  11. ^ The Partnership for Maternal, Newborn & Child Health. 2009. Strategy and Workplan 2009-2011. Geneva, Switzerland: PMNCH.
  12. ^ The Partnership for Maternal, Newborn & Child Health. "PMNCH Strategic Objective (SO) 1: Broker Knowledge and Innovation for Action".
  13. ^ a b c The Partnership for Maternal, Newborn & Child Health. "PMNCH Strategic Objective (SO) 2: Advocate to mobilize and align resources".
  14. ^ The World Health Organization. 2011. Keeping Promises, Measuring Results. Geneva, Switzerland: WHO.
  15. ^ a b The Partnership for Maternal, Newborn and Child Health. 2011. Analysing Commitments to Advance the Global Strategy for Women's and Children's Health Geneva, Switzerland: PMNCH.

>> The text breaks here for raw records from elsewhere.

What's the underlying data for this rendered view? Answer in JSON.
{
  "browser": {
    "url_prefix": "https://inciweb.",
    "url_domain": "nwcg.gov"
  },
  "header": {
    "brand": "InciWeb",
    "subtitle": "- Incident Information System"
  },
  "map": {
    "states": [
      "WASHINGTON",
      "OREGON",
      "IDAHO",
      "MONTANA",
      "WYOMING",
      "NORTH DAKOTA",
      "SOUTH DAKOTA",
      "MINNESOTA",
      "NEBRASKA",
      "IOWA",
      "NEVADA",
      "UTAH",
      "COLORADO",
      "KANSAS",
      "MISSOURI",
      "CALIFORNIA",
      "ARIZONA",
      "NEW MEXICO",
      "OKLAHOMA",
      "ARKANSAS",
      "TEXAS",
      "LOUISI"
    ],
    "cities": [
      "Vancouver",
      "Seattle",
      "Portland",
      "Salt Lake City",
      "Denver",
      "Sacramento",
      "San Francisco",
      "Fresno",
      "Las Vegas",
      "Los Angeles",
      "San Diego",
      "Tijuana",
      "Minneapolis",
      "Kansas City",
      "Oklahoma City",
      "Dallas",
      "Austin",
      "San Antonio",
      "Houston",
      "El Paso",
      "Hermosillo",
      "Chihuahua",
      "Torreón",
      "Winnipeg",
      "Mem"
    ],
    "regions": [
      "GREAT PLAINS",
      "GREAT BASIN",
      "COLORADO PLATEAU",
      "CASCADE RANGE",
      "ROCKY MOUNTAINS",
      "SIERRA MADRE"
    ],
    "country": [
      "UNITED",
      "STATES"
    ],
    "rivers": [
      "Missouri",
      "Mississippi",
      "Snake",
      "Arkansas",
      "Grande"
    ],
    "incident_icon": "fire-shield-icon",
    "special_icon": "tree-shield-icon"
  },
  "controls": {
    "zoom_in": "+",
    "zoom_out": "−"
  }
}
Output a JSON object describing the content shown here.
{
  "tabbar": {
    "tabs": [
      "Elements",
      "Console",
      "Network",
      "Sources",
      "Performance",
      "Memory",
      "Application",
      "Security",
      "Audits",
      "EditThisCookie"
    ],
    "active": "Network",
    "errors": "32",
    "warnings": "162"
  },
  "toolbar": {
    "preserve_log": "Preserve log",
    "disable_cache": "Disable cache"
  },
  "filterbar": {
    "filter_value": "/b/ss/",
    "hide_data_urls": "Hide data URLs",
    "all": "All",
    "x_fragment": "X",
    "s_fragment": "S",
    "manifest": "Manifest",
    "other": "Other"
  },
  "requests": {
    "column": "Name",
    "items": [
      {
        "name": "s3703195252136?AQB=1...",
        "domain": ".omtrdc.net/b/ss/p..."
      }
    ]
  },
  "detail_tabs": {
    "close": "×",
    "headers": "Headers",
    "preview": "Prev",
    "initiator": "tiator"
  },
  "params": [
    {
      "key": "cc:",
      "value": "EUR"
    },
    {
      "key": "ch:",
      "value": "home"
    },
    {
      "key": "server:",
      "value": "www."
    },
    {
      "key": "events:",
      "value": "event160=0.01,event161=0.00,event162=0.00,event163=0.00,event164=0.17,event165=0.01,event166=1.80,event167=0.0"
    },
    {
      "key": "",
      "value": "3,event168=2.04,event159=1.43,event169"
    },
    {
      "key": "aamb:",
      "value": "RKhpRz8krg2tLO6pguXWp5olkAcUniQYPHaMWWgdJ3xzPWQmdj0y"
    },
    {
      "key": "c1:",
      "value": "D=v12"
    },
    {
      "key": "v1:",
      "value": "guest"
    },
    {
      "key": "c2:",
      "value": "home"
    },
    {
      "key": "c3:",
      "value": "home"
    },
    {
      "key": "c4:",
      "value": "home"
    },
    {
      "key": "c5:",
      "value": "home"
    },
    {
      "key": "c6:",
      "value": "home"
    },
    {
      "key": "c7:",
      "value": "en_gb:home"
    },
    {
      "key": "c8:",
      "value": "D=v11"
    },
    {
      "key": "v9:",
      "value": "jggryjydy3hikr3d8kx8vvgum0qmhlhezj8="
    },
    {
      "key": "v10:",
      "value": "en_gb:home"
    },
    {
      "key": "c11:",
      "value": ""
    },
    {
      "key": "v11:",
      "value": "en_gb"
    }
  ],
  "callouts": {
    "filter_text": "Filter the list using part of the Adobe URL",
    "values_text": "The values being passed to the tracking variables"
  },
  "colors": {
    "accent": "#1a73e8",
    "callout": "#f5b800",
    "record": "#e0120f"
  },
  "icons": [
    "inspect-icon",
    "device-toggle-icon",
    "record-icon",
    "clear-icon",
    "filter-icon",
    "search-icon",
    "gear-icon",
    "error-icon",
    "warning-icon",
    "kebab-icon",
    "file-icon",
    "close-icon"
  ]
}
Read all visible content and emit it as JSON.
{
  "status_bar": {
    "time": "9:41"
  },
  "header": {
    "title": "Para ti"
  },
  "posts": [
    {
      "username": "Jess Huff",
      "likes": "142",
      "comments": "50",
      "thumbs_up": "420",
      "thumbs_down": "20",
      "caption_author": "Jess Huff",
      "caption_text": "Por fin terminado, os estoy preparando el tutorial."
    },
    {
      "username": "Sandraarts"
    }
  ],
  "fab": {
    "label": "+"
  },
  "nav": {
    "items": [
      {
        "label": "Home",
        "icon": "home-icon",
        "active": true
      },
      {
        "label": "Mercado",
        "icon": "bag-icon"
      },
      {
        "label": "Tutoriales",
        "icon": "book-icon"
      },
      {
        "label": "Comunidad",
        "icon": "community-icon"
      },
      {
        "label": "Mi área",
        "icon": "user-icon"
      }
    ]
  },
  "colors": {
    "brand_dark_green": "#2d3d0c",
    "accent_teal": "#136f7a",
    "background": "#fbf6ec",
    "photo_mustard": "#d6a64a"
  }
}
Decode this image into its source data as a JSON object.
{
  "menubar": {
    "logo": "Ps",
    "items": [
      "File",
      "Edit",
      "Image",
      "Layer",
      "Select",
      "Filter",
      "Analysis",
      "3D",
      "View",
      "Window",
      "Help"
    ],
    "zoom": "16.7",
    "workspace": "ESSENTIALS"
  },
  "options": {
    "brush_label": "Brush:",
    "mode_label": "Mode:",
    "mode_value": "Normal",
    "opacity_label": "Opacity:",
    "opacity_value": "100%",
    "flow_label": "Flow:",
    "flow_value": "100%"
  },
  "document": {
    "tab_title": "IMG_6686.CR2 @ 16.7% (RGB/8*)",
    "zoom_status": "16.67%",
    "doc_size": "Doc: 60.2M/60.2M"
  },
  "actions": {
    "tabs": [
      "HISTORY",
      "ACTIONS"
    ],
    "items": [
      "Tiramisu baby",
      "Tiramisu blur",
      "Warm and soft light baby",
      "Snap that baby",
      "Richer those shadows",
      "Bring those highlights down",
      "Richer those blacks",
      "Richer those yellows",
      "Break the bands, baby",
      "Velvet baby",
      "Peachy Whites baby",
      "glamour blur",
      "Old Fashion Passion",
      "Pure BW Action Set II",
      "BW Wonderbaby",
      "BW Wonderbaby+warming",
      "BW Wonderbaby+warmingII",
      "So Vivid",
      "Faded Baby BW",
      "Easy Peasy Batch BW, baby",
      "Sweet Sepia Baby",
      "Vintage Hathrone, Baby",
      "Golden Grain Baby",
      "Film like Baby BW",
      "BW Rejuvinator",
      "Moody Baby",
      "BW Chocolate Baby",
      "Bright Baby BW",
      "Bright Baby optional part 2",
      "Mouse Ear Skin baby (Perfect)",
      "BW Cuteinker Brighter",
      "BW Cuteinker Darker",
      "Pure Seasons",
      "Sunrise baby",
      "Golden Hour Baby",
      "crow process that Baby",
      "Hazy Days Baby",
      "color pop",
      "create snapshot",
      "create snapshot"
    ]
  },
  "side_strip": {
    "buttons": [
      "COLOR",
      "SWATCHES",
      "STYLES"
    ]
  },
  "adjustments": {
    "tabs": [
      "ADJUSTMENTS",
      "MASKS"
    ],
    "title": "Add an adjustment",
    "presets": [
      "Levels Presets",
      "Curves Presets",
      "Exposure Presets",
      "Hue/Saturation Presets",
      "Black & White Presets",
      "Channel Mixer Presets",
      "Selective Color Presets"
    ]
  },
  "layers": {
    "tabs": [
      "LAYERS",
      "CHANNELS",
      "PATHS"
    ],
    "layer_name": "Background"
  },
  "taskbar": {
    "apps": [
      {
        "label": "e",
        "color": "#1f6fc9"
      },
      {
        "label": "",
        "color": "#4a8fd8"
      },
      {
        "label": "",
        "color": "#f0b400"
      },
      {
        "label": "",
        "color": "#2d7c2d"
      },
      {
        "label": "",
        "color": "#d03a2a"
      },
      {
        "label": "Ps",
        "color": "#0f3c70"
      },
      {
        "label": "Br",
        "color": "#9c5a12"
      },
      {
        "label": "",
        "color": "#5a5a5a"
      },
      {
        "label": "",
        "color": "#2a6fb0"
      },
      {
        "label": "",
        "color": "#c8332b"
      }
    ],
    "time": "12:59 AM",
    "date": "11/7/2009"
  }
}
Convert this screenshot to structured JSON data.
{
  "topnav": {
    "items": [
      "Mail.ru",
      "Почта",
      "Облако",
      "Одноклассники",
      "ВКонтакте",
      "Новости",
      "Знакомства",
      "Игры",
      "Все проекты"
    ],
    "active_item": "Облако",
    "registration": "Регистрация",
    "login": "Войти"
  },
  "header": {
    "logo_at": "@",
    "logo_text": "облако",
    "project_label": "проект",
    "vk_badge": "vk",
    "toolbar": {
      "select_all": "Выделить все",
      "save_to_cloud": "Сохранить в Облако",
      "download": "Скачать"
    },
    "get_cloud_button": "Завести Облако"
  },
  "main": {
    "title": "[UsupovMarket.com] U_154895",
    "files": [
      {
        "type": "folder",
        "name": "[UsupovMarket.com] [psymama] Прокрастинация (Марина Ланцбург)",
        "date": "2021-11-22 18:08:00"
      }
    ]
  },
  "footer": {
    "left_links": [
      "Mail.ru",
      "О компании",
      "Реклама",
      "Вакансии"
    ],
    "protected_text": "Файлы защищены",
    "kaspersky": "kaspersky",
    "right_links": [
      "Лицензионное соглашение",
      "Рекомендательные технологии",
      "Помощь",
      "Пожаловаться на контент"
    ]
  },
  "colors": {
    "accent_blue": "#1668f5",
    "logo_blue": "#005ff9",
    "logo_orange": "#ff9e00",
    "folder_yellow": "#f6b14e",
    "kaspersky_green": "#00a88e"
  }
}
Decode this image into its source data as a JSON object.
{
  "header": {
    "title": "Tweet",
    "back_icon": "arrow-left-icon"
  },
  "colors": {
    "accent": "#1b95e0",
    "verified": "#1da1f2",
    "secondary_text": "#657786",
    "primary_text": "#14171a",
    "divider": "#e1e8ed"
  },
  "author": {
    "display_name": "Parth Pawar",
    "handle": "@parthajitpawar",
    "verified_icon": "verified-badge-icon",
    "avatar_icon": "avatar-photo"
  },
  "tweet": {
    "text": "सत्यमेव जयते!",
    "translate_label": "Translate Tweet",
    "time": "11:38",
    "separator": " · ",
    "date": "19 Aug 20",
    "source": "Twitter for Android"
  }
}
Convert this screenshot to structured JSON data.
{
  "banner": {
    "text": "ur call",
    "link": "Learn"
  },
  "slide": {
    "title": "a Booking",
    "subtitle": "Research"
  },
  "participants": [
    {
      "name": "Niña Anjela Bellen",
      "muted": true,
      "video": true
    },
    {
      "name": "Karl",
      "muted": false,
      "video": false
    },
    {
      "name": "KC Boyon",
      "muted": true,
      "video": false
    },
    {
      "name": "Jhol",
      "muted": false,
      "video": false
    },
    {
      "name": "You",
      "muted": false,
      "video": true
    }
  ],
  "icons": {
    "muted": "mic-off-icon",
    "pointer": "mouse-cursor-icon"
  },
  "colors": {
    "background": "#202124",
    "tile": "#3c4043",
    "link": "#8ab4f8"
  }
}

  16. ^ The Partnership for Maternal, Newborn & Child Health. "Human rights and maternal mortality".
  17. ^ The Partnership for Maternal, Newborn & Child Health. "PMNCH Strategic Objective (SO) 3: Promote accountability for results".
  18. ^ Partnership for Maternal, Newborn & Child Health. 2011. PMNCH 2010 Annual Report: From Hope to Action Geneva, Switzerland: PMNCH.
  19. ^ Harmonization for Health in Africa (consisting of WHO, World Bank, UNFPA, USAID, UNICEF, UNAIDS, JICA, the African Development Bank, in collaboration with the Partnership for Maternal, Newborn and Child Health). 2011. Investing in health for Africa.
  20. ^ Inter-Parliamentary Union (IPU)/Partnership for Maternal, Newborn and Child Health. 2010. Taking the lead: Parliamentarians engage with maternal, newborn and child health.
  21. ^ Partnership for Maternal, Newborn & Child Health. 2009. Consensus for Maternal, Newborn and Child Health Geneva, Switzerland: PMNCH.
  22. ^ Maternal, Newborn and Child Health Network for Asia and the Pacific. 2009. Investing in maternal, newborn and child health: The case for Asia and the Pacific.
  23. ^ Partnership for Maternal, Newborn and Child Health. 2008. Successful leadership: Country actions for maternal, newborn and child health Geneva, Switzerland: PMNCH.
  24. ^ Partnership for Maternal, Newborn and Child Health. 2006. Opportunities for Africa's newborns: Practical data, policy and programmatic support for newborn care in Africa Geneva, Switzerland: PMNCH.
  25. ^ The Partnership for Maternal, Newborn & Child Health. "PMNCH Structure"
  26. ^ The Partnership for Maternal, Newborn & Child Health. "PMNCH Board and its Committee"
  27. ^ The Partnership for Maternal, Newborn & Child Health. "PMNCH Task Team on Financing for RMNCH meets in London"
  28. ^ The Partnership for Maternal, Newborn & Child Health. "PMNCH Governance Calendar"
  29. ^ The Partnership for Maternal, Newborn & Child Health. "PMNCH Constituencies"